Items from a dataset:
* * *

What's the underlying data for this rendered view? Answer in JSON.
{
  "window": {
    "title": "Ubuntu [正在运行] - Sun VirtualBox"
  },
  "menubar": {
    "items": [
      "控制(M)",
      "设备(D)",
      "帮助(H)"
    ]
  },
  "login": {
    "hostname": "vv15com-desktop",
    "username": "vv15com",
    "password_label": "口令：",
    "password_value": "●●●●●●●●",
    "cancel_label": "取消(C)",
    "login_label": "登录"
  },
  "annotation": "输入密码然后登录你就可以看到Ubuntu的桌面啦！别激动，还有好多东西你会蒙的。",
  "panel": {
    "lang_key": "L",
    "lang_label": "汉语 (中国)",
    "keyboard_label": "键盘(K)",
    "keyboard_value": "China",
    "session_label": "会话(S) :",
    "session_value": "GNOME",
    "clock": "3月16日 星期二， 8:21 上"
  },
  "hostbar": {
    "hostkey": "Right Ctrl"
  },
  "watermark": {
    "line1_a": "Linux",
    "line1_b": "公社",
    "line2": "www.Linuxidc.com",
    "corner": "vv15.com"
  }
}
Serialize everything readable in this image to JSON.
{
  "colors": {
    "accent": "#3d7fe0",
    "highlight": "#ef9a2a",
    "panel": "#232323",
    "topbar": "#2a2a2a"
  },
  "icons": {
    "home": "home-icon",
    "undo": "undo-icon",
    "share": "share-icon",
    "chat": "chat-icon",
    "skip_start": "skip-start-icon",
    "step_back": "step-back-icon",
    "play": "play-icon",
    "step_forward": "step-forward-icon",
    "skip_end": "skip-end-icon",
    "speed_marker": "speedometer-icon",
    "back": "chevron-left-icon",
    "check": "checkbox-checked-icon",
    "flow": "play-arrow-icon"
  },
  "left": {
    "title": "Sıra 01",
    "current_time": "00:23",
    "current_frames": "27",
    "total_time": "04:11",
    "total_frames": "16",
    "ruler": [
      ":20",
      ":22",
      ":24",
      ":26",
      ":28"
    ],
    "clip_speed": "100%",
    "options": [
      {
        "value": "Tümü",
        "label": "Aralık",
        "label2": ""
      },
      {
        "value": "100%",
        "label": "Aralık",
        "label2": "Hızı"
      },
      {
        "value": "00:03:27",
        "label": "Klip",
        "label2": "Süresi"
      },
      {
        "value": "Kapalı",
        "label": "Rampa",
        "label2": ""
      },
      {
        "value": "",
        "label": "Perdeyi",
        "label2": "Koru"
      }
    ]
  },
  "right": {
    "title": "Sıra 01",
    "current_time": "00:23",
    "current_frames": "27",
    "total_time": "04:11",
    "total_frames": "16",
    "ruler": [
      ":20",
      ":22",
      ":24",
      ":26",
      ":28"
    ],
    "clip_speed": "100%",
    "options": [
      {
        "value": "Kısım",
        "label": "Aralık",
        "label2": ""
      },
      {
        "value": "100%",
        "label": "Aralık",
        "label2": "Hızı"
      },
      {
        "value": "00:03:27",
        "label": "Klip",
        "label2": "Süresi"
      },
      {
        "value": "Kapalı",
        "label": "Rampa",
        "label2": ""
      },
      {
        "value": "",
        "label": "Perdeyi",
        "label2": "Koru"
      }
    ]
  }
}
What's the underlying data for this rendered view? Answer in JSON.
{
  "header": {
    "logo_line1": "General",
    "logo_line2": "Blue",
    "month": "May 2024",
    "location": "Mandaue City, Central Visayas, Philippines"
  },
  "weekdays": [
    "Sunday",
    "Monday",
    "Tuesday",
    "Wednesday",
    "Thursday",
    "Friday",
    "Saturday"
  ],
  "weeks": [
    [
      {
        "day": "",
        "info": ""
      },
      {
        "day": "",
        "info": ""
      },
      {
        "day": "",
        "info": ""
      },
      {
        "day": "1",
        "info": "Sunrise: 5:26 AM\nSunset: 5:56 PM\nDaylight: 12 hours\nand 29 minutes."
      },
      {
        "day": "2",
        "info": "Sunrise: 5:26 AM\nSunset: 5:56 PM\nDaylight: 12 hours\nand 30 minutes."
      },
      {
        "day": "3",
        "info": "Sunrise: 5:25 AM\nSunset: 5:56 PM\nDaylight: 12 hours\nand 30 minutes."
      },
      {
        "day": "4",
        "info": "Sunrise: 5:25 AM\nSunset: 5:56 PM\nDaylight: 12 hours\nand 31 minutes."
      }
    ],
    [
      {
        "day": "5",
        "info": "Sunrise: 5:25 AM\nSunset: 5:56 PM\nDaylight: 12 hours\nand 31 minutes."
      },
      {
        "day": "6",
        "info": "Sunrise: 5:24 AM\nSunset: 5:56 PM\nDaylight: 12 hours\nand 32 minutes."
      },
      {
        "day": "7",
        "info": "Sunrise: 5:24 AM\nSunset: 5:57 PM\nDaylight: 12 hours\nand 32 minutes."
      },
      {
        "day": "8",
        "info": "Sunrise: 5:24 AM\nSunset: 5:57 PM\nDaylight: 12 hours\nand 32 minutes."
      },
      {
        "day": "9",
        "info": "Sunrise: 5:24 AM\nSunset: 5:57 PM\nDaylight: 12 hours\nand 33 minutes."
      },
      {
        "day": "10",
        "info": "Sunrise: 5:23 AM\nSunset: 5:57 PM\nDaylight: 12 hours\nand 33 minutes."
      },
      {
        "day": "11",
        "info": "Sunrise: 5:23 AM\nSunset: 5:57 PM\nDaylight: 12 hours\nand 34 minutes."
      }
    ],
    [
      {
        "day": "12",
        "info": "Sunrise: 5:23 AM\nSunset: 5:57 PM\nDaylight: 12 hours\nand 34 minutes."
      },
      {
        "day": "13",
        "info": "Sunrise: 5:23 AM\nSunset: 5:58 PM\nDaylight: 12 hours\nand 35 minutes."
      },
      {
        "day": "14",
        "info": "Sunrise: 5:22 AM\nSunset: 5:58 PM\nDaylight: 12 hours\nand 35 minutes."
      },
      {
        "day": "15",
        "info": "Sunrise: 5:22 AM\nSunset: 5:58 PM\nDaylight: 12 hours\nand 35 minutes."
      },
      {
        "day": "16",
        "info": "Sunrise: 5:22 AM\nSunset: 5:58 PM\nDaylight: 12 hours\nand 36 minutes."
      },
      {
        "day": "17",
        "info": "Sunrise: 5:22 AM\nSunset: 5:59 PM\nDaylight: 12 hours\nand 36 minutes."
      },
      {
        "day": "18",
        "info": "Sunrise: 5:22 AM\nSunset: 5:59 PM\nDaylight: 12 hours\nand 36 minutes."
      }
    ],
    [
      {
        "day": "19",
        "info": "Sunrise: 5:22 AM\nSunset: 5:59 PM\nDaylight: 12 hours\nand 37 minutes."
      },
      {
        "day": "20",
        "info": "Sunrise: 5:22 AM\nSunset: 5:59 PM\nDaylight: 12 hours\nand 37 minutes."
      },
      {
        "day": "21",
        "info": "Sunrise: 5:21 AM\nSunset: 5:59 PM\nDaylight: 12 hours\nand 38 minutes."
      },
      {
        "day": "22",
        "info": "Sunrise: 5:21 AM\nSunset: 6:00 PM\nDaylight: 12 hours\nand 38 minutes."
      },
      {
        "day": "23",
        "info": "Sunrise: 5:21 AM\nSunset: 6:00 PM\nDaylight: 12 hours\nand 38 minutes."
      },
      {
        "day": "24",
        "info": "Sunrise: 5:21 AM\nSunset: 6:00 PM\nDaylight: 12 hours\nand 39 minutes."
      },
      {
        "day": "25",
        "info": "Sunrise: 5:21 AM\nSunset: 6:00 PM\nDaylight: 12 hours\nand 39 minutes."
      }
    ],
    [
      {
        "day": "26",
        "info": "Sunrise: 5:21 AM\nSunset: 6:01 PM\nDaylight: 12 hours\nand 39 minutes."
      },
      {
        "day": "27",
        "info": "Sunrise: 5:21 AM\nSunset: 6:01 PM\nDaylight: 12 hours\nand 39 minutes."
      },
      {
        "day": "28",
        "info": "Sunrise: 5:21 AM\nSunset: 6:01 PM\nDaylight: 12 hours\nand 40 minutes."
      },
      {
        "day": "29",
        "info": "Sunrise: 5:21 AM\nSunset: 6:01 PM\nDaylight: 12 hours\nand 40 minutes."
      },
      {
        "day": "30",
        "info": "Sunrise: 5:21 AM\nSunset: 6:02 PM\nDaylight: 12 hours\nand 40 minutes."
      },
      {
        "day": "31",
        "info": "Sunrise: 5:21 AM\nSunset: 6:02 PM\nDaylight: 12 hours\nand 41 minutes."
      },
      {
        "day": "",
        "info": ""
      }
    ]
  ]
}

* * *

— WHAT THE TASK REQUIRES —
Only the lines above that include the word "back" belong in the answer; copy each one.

— OUTPUT OF THE TASK —
    "step_back": "step-back-icon",
    "back": "chevron-left-icon",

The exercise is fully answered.